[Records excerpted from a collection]
•••••
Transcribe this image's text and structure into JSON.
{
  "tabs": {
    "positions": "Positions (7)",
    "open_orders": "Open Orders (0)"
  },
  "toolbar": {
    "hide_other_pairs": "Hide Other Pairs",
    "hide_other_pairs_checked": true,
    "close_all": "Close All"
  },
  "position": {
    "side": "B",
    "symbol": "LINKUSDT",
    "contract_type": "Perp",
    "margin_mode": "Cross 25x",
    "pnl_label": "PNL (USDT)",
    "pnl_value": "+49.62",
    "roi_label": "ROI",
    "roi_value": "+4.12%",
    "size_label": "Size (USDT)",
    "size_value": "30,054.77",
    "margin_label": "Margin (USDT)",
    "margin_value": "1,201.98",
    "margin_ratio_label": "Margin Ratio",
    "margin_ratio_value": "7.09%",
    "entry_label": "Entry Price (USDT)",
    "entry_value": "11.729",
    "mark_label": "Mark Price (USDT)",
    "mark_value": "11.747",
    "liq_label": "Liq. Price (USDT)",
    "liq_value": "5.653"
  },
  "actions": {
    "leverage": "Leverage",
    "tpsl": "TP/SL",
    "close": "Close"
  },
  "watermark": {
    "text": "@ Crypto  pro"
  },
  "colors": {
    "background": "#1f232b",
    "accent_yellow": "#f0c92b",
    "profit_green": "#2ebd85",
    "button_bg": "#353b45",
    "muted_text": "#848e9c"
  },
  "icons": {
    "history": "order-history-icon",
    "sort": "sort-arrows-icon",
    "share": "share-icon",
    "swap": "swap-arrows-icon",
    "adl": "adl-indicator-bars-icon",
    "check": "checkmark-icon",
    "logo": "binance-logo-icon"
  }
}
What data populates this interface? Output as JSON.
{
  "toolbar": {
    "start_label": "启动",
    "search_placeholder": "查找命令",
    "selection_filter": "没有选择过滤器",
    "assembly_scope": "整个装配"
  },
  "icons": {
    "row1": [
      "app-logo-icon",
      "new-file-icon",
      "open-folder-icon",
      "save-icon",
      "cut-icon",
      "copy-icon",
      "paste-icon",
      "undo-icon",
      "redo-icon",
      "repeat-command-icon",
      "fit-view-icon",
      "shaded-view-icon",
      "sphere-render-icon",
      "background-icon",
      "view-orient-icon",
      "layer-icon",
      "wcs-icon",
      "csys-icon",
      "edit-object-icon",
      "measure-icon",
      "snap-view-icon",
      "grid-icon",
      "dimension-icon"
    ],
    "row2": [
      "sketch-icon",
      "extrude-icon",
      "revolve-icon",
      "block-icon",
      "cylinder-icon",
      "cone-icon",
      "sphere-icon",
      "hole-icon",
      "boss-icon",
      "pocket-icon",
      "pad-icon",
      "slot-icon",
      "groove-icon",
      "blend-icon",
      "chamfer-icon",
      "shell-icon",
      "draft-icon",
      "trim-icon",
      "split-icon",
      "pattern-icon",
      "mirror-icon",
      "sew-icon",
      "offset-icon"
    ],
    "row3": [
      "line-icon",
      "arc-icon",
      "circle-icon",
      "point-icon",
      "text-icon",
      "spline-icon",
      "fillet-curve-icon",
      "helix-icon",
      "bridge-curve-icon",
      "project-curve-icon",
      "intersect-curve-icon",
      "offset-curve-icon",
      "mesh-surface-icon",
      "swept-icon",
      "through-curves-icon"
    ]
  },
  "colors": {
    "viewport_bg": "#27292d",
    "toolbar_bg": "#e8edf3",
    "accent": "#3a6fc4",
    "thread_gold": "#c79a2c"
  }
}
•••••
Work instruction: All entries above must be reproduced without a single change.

Task answer:
Transcribe this image's text and structure into JSON.
{
  "tabs": {
    "positions": "Positions (7)",
    "open_orders": "Open Orders (0)"
  },
  "toolbar": {
    "hide_other_pairs": "Hide Other Pairs",
    "hide_other_pairs_checked": true,
    "close_all": "Close All"
  },
  "position": {
    "side": "B",
    "symbol": "LINKUSDT",
    "contract_type": "Perp",
    "margin_mode": "Cross 25x",
    "pnl_label": "PNL (USDT)",
    "pnl_value": "+49.62",
    "roi_label": "ROI",
    "roi_value": "+4.12%",
    "size_label": "Size (USDT)",
    "size_value": "30,054.77",
    "margin_label": "Margin (USDT)",
    "margin_value": "1,201.98",
    "margin_ratio_label": "Margin Ratio",
    "margin_ratio_value": "7.09%",
    "entry_label": "Entry Price (USDT)",
    "entry_value": "11.729",
    "mark_label": "Mark Price (USDT)",
    "mark_value": "11.747",
    "liq_label": "Liq. Price (USDT)",
    "liq_value": "5.653"
  },
  "actions": {
    "leverage": "Leverage",
    "tpsl": "TP/SL",
    "close": "Close"
  },
  "watermark": {
    "text": "@ Crypto  pro"
  },
  "colors": {
    "background": "#1f232b",
    "accent_yellow": "#f0c92b",
    "profit_green": "#2ebd85",
    "button_bg": "#353b45",
    "muted_text": "#848e9c"
  },
  "icons": {
    "history": "order-history-icon",
    "sort": "sort-arrows-icon",
    "share": "share-icon",
    "swap": "swap-arrows-icon",
    "adl": "adl-indicator-bars-icon",
    "check": "checkmark-icon",
    "logo": "binance-logo-icon"
  }
}
What data populates this interface? Output as JSON.
{
  "toolbar": {
    "start_label": "启动",
    "search_placeholder": "查找命令",
    "selection_filter": "没有选择过滤器",
    "assembly_scope": "整个装配"
  },
  "icons": {
    "row1": [
      "app-logo-icon",
      "new-file-icon",
      "open-folder-icon",
      "save-icon",
      "cut-icon",
      "copy-icon",
      "paste-icon",
      "undo-icon",
      "redo-icon",
      "repeat-command-icon",
      "fit-view-icon",
      "shaded-view-icon",
      "sphere-render-icon",
      "background-icon",
      "view-orient-icon",
      "layer-icon",
      "wcs-icon",
      "csys-icon",
      "edit-object-icon",
      "measure-icon",
      "snap-view-icon",
      "grid-icon",
      "dimension-icon"
    ],
    "row2": [
      "sketch-icon",
      "extrude-icon",
      "revolve-icon",
      "block-icon",
      "cylinder-icon",
      "cone-icon",
      "sphere-icon",
      "hole-icon",
      "boss-icon",
      "pocket-icon",
      "pad-icon",
      "slot-icon",
      "groove-icon",
      "blend-icon",
      "chamfer-icon",
      "shell-icon",
      "draft-icon",
      "trim-icon",
      "split-icon",
      "pattern-icon",
      "mirror-icon",
      "sew-icon",
      "offset-icon"
    ],
    "row3": [
      "line-icon",
      "arc-icon",
      "circle-icon",
      "point-icon",
      "text-icon",
      "spline-icon",
      "fillet-curve-icon",
      "helix-icon",
      "bridge-curve-icon",
      "project-curve-icon",
      "intersect-curve-icon",
      "offset-curve-icon",
      "mesh-surface-icon",
      "swept-icon",
      "through-curves-icon"
    ]
  },
  "colors": {
    "viewport_bg": "#27292d",
    "toolbar_bg": "#e8edf3",
    "accent": "#3a6fc4",
    "thread_gold": "#c79a2c"
  }
}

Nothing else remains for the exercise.